However it returned in 1939 with a finalized specification as of February 1941. The hat was widely issued from then on as “the garrison cap.” With the replacement of the service cap and campaign hat, the garrison cap was given branch of service color piping, as had earlier been the case with the cord of the campaign hat (light blue for infantry, red for artillery, yellow for cavalry, etc.). This practice was discontinued when individuals had to purchase a new hat if they were transferred to a different branch of the service. Officers’ piping was similarly carried over from campaign hat cords and continues: warrant officers’ caps are piped in silver and black, commissioned officers’ caps are piped in gold and black, and general officers’ caps are piped in gold.
The Official China Post 1 Garrison Cap come in Navy Blue with gold piping. The S.A.L. cap comes in light blue with red, white and blue piping.
Service Caps. These caps have the China Post 1 Dragon on the right side with the number 1. The left side has Soldiers of Fortune Post Operating in Exile, China and the AM Leg emblem. The price covers the cost of embroidery. Caps are sized: 6 7/8 thru 7 3/4 in 1/8 increments.

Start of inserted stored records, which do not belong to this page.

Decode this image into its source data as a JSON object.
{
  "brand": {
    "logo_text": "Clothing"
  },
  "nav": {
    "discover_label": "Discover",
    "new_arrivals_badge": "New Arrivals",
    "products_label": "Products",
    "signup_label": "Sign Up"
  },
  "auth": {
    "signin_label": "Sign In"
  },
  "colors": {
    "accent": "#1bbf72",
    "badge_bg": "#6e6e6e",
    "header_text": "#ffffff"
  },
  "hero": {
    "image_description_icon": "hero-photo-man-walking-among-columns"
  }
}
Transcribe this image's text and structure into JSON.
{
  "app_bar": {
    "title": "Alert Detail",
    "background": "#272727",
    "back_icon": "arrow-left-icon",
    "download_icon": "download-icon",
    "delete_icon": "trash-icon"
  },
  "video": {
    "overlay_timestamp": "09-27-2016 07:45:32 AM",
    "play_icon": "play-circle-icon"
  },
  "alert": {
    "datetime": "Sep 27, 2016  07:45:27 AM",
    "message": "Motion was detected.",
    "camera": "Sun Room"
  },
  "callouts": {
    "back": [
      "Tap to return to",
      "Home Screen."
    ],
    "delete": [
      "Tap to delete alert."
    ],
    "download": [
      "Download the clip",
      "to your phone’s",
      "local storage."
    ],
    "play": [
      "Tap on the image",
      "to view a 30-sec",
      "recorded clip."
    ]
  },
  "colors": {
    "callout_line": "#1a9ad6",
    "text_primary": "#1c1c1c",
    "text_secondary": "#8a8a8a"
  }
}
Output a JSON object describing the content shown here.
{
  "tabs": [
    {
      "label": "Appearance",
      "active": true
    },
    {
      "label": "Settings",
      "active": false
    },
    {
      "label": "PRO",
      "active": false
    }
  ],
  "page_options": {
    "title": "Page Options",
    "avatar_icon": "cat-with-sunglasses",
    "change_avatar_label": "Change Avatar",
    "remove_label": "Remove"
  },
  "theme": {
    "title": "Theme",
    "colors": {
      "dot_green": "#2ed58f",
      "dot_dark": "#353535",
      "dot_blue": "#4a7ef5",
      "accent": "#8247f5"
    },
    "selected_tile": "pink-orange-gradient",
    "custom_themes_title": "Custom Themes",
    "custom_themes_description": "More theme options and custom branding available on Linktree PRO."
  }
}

(If your size is unavailable, at the time of order, Please allow an additional 3 weeks for delivery)